I live in a neighborhood that is so new, all the houses haven’t been built yet. There used to be an empty lot next to my house, but a new home now is under construction.

Thursday morning I was wakened at 6:42 am by roaring engines and loud voices, and I promptly texted the builder (who built my house and has become a friend) the following: “Hey! Somebody owes me 18 minutes of sleep!” Because they’re not supposed to start work until 7:00.

I’ve been thinking about those 18 minutes. In Judaism, the word “life” has the numeric value of 18. The significance of the number was not lost on me, and I’ve been ruminating on the fact that my 18 minutes of sleep are irretrievably gone. In a very real sense, 18 minutes of my life was lost – but not because of construction noise. Rather, because I spent the time being frustrated and ticked off. No one stole them from me but myself.

I have learned several valuable lessons such as this one since construction began two weeks ago, and I’d like to share a couple of them with you.

Lesson #1 – Sadly, kindness is not universal. The building process started when 8 or 10 men showed up one morning and started digging. It was very hot and there is absolutely no shade. The construction site is mere feet away from my house, and my hose spigot is right there.

After thinking about it for a while, I made a sign in Spanish and English that says “please help yourself to water,” taped it to the side of my house, hung up a bag with plastic cups, and put out a small trash can for discarded cups.

That afternoon I saw Wade, the builder, and asked if he’d seen my sign. “No,” he replied. “Does it say ‘private property?’ That’s what most people do.”

I find that shocking. I don’t expect that everyone go to the lengths that I did. But why would anyone care if the workers drank some water? I cannot imagine that these men will drink enough to affect my water bill.

I already had the cups. It takes less than a minute each evening to empty the trash and put out new cups. The hardest part was spending half an hour figuring out how to write my message in Spanish.

The Talmud teaches, “The world stands on three things, Torah, service to God, and acts of loving kindness.” If we believe that each person is made in the image of God, then two of those three things require that we be kind to one another. And so, by the way, does the Torah.

Lesson #2. Kindness can come from unexpected quarters. Earlier this week I stopped to chat with two men working on the water line for the new house. They had had to dig up a rhododendron that the landscaping company planted too close to the water main.

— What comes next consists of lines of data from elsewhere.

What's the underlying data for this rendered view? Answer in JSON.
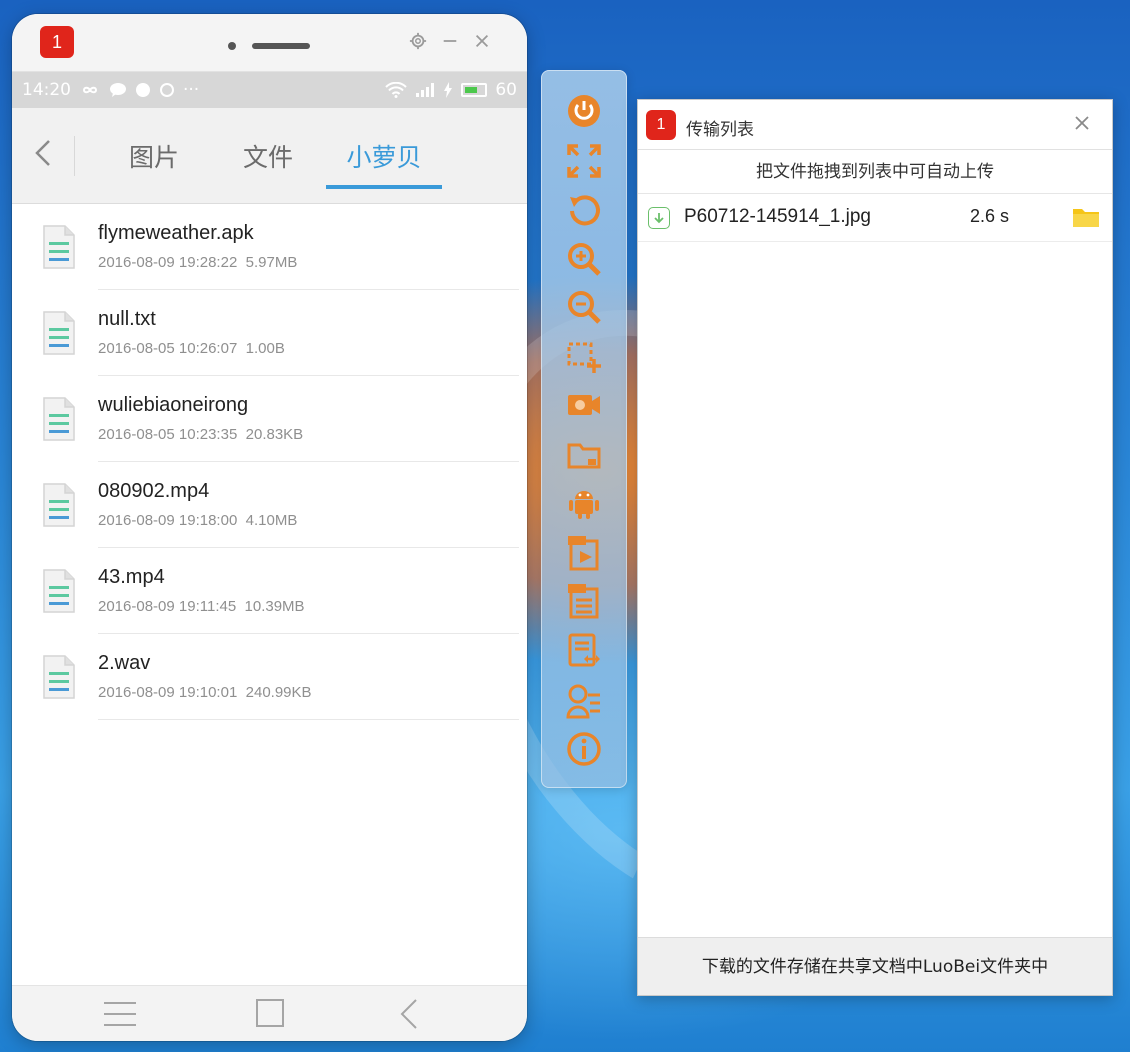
{
  "phone": {
    "badge": "1",
    "status": {
      "time": "14:20",
      "battery": "60"
    },
    "tabs": [
      {
        "label": "图片"
      },
      {
        "label": "文件"
      },
      {
        "label": "小萝贝",
        "active": true
      }
    ],
    "files": [
      {
        "name": "flymeweather.apk",
        "date": "2016-08-09 19:28:22",
        "size": "5.97MB"
      },
      {
        "name": "null.txt",
        "date": "2016-08-05 10:26:07",
        "size": "1.00B"
      },
      {
        "name": "wuliebiaoneirong",
        "date": "2016-08-05 10:23:35",
        "size": "20.83KB"
      },
      {
        "name": "080902.mp4",
        "date": "2016-08-09 19:18:00",
        "size": "4.10MB"
      },
      {
        "name": "43.mp4",
        "date": "2016-08-09 19:11:45",
        "size": "10.39MB"
      },
      {
        "name": "2.wav",
        "date": "2016-08-09 19:10:01",
        "size": "240.99KB"
      }
    ]
  },
  "toolbar": {
    "icons": [
      "power-icon",
      "fullscreen-icon",
      "rotate-icon",
      "zoom-in-icon",
      "zoom-out-icon",
      "screenshot-icon",
      "record-video-icon",
      "folder-icon",
      "android-icon",
      "cmd-video-icon",
      "cmd-document-icon",
      "transfer-list-icon",
      "user-list-icon",
      "info-icon"
    ],
    "accent": "#e8852a"
  },
  "dialog": {
    "badge": "1",
    "title": "传输列表",
    "hint": "把文件拖拽到列表中可自动上传",
    "transfers": [
      {
        "name": "P60712-145914_1.jpg",
        "time": "2.6 s"
      }
    ],
    "footer": "下载的文件存储在共享文档中LuoBei文件夹中"
  },
  "colors": {
    "tab_active": "#3a9ad9",
    "badge": "#e0251b",
    "file_icon_green": "#5cc9a0",
    "file_icon_blue": "#4a9ad6",
    "folder": "#f5c518"
  }
}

I looked at the bush lying on the ground, and said, “I think I’ll replant it  in my backyard and see if it lives.”

One of the guys said they’d be happy to help and they immediately picked up the plant, grabbed their shovels, and headed around back with me in tow.

They helped me choose the spot, dug a hole, got dirt from the construction site to pack around the roots, hammered a stake into the ground, and lovingly tied the stake to the bush. They put time and caring into the project, at the end of a long hot day.

They didn’t have to do this for me. They wanted to. Our Torah teaches that we should love our neighbor as ourselves. The question often arises, who is our neighbor? In this case it was just a woman with an uprooted rhododendron.

Lesson #3. It’s a good thing when everyone involved feels good. Jewish tradition has an unexpected attitude towards acts of loving kindness. The Hebrew phrase is gemilut chasadim. Chasadim is from the word chesed, which we know is kindness. But the word gemilut specifically means reciprocal acts, things done in the context of a relationship, with what Rabbi Sara Paasche-Orlow calls “a built-in notion of benefit or compensation in return for the act.”

In other words, we don’t have to think that we shouldn’t get something out of helping another. A feeling of satisfaction is not a bad thing. In fact, it’s good. It’s important to understand that in doing a kindness, we should feel OK about getting something out of it for ourselves. The result is that we’re more likely to do a good deed the next time we have a chance.

In the case of my two friends, they were glad to rescue the plant that they had been forced to cut down. They felt good about themselves. They felt good about helping me. Everybody walked away happy.

Lesson #4. The space between life and death is miniscule.  Having my phone in hand at 6:42 am and realizing that I was now wide awake, I decided to look at the headlines, where I learned that five people had died from a rare illness carried by mosquitos, more people had died from vaping, and dozens died in a Taliban bombing in Afghanistan. Depressed, I clicked over to Facebook. There I learned that one friend’s brother had died unexpectedly, and another friend’s sister.

I woke up yesterday morning, and other people didn’t. I don’t know when that day will come for me. But I do know that my time here on earth is precious.

I will freely admit that I was seriously annoyed when the noise started so early. That’s OK. It was a reasonable reaction. What wasn’t reasonable was to stay annoyed. There were much more valuable things to do with the 18 minute extension of my day.

Next time the construction workers wake me up, and I’m pretty certain there will be a next time, I hope that I have the presence of mind to remember his words.

This is the sermon that I gave over at Congregation Kol HaNeshama this Shabbat.


house construction photo

A house under construction in Colorado. The one next door to me isn’t this far along yet.